» Recorded information
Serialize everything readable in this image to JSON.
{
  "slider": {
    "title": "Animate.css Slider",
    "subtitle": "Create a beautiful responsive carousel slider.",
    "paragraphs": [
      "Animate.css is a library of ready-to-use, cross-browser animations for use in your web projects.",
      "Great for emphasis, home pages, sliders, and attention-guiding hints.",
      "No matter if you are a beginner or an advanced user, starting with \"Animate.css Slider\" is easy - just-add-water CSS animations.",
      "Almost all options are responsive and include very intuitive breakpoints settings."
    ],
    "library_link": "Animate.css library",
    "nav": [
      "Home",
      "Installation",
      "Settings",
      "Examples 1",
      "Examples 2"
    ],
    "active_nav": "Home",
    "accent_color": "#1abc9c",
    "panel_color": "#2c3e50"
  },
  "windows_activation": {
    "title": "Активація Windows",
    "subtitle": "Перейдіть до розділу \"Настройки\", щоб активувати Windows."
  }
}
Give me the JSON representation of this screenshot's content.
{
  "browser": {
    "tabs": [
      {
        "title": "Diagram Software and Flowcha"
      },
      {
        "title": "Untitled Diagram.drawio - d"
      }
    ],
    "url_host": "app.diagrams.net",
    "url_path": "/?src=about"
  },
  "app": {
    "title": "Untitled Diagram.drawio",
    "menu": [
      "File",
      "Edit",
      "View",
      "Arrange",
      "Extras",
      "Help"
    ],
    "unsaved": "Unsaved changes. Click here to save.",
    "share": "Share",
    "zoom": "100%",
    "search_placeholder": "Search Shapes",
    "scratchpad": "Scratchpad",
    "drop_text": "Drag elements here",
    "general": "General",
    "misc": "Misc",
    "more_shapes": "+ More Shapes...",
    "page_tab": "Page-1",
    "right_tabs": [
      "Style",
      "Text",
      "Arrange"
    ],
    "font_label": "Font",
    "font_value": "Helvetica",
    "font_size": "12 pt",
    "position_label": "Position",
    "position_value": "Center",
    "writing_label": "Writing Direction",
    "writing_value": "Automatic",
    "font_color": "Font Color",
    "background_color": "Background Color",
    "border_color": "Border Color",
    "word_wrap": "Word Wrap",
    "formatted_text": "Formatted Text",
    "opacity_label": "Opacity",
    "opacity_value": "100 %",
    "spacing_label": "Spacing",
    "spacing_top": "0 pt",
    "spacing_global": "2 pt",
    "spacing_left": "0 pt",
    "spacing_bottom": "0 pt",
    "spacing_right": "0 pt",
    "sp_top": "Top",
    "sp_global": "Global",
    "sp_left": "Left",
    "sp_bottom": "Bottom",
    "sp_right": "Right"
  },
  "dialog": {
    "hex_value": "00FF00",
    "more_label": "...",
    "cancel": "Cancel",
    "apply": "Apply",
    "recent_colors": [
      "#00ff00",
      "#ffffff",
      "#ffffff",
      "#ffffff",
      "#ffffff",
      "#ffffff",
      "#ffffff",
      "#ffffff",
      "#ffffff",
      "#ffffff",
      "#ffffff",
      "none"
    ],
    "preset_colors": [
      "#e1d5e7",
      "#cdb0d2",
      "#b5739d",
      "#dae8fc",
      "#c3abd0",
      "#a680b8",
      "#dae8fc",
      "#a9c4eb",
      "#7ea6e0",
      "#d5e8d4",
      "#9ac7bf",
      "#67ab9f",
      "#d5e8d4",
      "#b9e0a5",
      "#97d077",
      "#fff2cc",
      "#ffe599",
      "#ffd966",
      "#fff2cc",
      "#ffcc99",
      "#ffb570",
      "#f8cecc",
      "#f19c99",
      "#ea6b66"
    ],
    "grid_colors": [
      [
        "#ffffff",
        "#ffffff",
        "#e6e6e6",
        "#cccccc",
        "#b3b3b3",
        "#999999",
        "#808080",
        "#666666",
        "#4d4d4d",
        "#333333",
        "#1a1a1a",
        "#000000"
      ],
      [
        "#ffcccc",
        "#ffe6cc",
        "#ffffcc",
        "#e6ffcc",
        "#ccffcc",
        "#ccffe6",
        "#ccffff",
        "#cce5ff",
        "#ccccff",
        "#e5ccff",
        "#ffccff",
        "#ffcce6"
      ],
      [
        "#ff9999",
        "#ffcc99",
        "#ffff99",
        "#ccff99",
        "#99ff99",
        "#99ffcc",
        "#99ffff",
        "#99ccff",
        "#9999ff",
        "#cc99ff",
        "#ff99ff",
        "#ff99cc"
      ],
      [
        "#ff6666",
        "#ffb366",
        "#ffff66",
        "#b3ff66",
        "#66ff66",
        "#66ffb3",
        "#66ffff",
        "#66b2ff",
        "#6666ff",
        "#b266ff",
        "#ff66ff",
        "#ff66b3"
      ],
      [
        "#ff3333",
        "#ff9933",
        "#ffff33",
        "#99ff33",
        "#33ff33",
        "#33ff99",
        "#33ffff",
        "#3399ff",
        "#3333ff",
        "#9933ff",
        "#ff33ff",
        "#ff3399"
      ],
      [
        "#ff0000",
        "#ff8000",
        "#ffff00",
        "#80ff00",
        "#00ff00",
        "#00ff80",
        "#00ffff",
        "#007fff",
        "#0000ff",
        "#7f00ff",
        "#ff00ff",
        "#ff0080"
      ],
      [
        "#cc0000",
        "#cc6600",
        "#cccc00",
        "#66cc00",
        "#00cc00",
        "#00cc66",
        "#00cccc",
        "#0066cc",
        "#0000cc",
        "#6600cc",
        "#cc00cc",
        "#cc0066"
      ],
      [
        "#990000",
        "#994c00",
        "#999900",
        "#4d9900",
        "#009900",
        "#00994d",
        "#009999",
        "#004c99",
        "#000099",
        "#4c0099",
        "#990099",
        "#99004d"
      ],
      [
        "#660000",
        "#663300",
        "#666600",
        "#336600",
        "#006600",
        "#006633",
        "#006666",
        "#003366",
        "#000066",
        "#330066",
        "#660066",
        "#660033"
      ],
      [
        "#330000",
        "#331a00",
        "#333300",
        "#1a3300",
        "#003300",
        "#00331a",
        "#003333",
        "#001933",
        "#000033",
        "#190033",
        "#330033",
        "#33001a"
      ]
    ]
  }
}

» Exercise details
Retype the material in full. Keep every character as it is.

» Answer box
Serialize everything readable in this image to JSON.
{
  "slider": {
    "title": "Animate.css Slider",
    "subtitle": "Create a beautiful responsive carousel slider.",
    "paragraphs": [
      "Animate.css is a library of ready-to-use, cross-browser animations for use in your web projects.",
      "Great for emphasis, home pages, sliders, and attention-guiding hints.",
      "No matter if you are a beginner or an advanced user, starting with \"Animate.css Slider\" is easy - just-add-water CSS animations.",
      "Almost all options are responsive and include very intuitive breakpoints settings."
    ],
    "library_link": "Animate.css library",
    "nav": [
      "Home",
      "Installation",
      "Settings",
      "Examples 1",
      "Examples 2"
    ],
    "active_nav": "Home",
    "accent_color": "#1abc9c",
    "panel_color": "#2c3e50"
  },
  "windows_activation": {
    "title": "Активація Windows",
    "subtitle": "Перейдіть до розділу \"Настройки\", щоб активувати Windows."
  }
}
Give me the JSON representation of this screenshot's content.
{
  "browser": {
    "tabs": [
      {
        "title": "Diagram Software and Flowcha"
      },
      {
        "title": "Untitled Diagram.drawio - d"
      }
    ],
    "url_host": "app.diagrams.net",
    "url_path": "/?src=about"
  },
  "app": {
    "title": "Untitled Diagram.drawio",
    "menu": [
      "File",
      "Edit",
      "View",
      "Arrange",
      "Extras",
      "Help"
    ],
    "unsaved": "Unsaved changes. Click here to save.",
    "share": "Share",
    "zoom": "100%",
    "search_placeholder": "Search Shapes",
    "scratchpad": "Scratchpad",
    "drop_text": "Drag elements here",
    "general": "General",
    "misc": "Misc",
    "more_shapes": "+ More Shapes...",
    "page_tab": "Page-1",
    "right_tabs": [
      "Style",
      "Text",
      "Arrange"
    ],
    "font_label": "Font",
    "font_value": "Helvetica",
    "font_size": "12 pt",
    "position_label": "Position",
    "position_value": "Center",
    "writing_label": "Writing Direction",
    "writing_value": "Automatic",
    "font_color": "Font Color",
    "background_color": "Background Color",
    "border_color": "Border Color",
    "word_wrap": "Word Wrap",
    "formatted_text": "Formatted Text",
    "opacity_label": "Opacity",
    "opacity_value": "100 %",
    "spacing_label": "Spacing",
    "spacing_top": "0 pt",
    "spacing_global": "2 pt",
    "spacing_left": "0 pt",
    "spacing_bottom": "0 pt",
    "spacing_right": "0 pt",
    "sp_top": "Top",
    "sp_global": "Global",
    "sp_left": "Left",
    "sp_bottom": "Bottom",
    "sp_right": "Right"
  },
  "dialog": {
    "hex_value": "00FF00",
    "more_label": "...",
    "cancel": "Cancel",
    "apply": "Apply",
    "recent_colors": [
      "#00ff00",
      "#ffffff",
      "#ffffff",
      "#ffffff",
      "#ffffff",
      "#ffffff",
      "#ffffff",
      "#ffffff",
      "#ffffff",
      "#ffffff",
      "#ffffff",
      "none"
    ],
    "preset_colors": [
      "#e1d5e7",
      "#cdb0d2",
      "#b5739d",
      "#dae8fc",
      "#c3abd0",
      "#a680b8",
      "#dae8fc",
      "#a9c4eb",
      "#7ea6e0",
      "#d5e8d4",
      "#9ac7bf",
      "#67ab9f",
      "#d5e8d4",
      "#b9e0a5",
      "#97d077",
      "#fff2cc",
      "#ffe599",
      "#ffd966",
      "#fff2cc",
      "#ffcc99",
      "#ffb570",
      "#f8cecc",
      "#f19c99",
      "#ea6b66"
    ],
    "grid_colors": [
      [
        "#ffffff",
        "#ffffff",
        "#e6e6e6",
        "#cccccc",
        "#b3b3b3",
        "#999999",
        "#808080",
        "#666666",
        "#4d4d4d",
        "#333333",
        "#1a1a1a",
        "#000000"
      ],
      [
        "#ffcccc",
        "#ffe6cc",
        "#ffffcc",
        "#e6ffcc",
        "#ccffcc",
        "#ccffe6",
        "#ccffff",
        "#cce5ff",
        "#ccccff",
        "#e5ccff",
        "#ffccff",
        "#ffcce6"
      ],
      [
        "#ff9999",
        "#ffcc99",
        "#ffff99",
        "#ccff99",
        "#99ff99",
        "#99ffcc",
        "#99ffff",
        "#99ccff",
        "#9999ff",
        "#cc99ff",
        "#ff99ff",
        "#ff99cc"
      ],
      [
        "#ff6666",
        "#ffb366",
        "#ffff66",
        "#b3ff66",
        "#66ff66",
        "#66ffb3",
        "#66ffff",
        "#66b2ff",
        "#6666ff",
        "#b266ff",
        "#ff66ff",
        "#ff66b3"
      ],
      [
        "#ff3333",
        "#ff9933",
        "#ffff33",
        "#99ff33",
        "#33ff33",
        "#33ff99",
        "#33ffff",
        "#3399ff",
        "#3333ff",
        "#9933ff",
        "#ff33ff",
        "#ff3399"
      ],
      [
        "#ff0000",
        "#ff8000",
        "#ffff00",
        "#80ff00",
        "#00ff00",
        "#00ff80",
        "#00ffff",
        "#007fff",
        "#0000ff",
        "#7f00ff",
        "#ff00ff",
        "#ff0080"
      ],
      [
        "#cc0000",
        "#cc6600",
        "#cccc00",
        "#66cc00",
        "#00cc00",
        "#00cc66",
        "#00cccc",
        "#0066cc",
        "#0000cc",
        "#6600cc",
        "#cc00cc",
        "#cc0066"
      ],
      [
        "#990000",
        "#994c00",
        "#999900",
        "#4d9900",
        "#009900",
        "#00994d",
        "#009999",
        "#004c99",
        "#000099",
        "#4c0099",
        "#990099",
        "#99004d"
      ],
      [
        "#660000",
        "#663300",
        "#666600",
        "#336600",
        "#006600",
        "#006633",
        "#006666",
        "#003366",
        "#000066",
        "#330066",
        "#660066",
        "#660033"
      ],
      [
        "#330000",
        "#331a00",
        "#333300",
        "#1a3300",
        "#003300",
        "#00331a",
        "#003333",
        "#001933",
        "#000033",
        "#190033",
        "#330033",
        "#33001a"
      ]
    ]
  }
}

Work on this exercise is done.